Sandoz is expanding its biosimilar portfolio by signing a commercialization agreement with Samsung Bioepis for a biosimilar version of Johnson & Johnson’s immunology drug Stelara. The deal encompasses commercial rights in the US, Canada, Switzerland, the UK, and various European countries. The specific terms of the agreement have not been disclosed.
With this strategic move, Sandoz is positioning itself for five potential high-value biosimilar launches in the coming years.
“This deal represents another major step to reinforce our high-value biosimilar pipeline, in line with our plans to become a standalone global leader. It will further strengthen our immunology patient offering and means we now have five potential high-value upcoming biosimilar launches over the next few years.”
– Sandoz CEO Richard Saynor
Stelara is a cornerstone of Johnson & Johnson’s revenue, generating $9.7 billion in sales last year. The drug is used to treat a range of inflammatory conditions, including Crohn’s disease, plaque psoriasis, psoriatic arthritis, and ulcerative colitis. However, with its patents set to expire soon, Stelara has become a prime target for generic and biosimilar manufacturers.
To manage the transition, Johnson & Johnson has been settling with biosimilar companies, specifying potential market entry dates. Amgen, for instance, secured the earliest launch date for its Stelara biosimilar through a settlement, with a launch planned for January 1, 2025. Additionally, J&J reached agreements with Alvotech and Teva for a February 21, 2025 launch and with Fresenius Kabi and Formycon for a launch “no later than” April 15, 2025.
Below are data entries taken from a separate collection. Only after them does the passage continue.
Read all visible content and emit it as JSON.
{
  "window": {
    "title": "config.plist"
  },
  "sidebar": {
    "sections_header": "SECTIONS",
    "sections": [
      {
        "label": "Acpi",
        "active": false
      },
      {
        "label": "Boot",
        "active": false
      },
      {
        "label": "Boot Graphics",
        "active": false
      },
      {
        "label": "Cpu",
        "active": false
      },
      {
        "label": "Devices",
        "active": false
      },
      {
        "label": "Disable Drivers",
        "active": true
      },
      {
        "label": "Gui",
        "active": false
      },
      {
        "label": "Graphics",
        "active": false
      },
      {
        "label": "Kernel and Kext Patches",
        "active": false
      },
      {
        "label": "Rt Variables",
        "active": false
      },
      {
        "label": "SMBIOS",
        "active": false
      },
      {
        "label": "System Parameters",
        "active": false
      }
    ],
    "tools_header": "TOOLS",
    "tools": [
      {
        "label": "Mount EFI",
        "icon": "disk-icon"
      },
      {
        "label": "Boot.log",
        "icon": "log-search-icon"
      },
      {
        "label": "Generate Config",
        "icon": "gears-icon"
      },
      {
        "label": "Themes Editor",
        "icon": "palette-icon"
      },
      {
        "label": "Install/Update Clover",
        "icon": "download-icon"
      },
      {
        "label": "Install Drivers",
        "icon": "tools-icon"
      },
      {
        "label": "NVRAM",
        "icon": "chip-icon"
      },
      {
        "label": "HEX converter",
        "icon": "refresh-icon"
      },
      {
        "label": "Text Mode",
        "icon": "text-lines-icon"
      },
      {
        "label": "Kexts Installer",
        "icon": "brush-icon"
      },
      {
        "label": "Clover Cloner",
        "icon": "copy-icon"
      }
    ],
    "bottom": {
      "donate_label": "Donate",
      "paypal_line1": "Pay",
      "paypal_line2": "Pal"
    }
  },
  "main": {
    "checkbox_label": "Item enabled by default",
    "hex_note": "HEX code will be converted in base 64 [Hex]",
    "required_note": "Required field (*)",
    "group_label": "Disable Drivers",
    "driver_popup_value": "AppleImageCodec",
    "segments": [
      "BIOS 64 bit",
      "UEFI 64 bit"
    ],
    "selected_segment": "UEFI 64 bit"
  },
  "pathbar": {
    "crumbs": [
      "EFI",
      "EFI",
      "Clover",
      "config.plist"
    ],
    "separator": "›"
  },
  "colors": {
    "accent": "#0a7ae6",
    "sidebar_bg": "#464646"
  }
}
As of now, none of the Stelara biosimilars have received FDA approval. Sandoz’s move to commercialize Samsung Bioepis’ version of Stelara adds another player to the biosimilar landscape targeting this blockbuster drug.
Sandoz is also undergoing changes, with an official split from Novartis set for October 4. Despite recent revenue declines, the company has ambitious growth plans, aiming for $3 billion in sales growth over the next five years, partly driven by its robust biosimilar pipeline.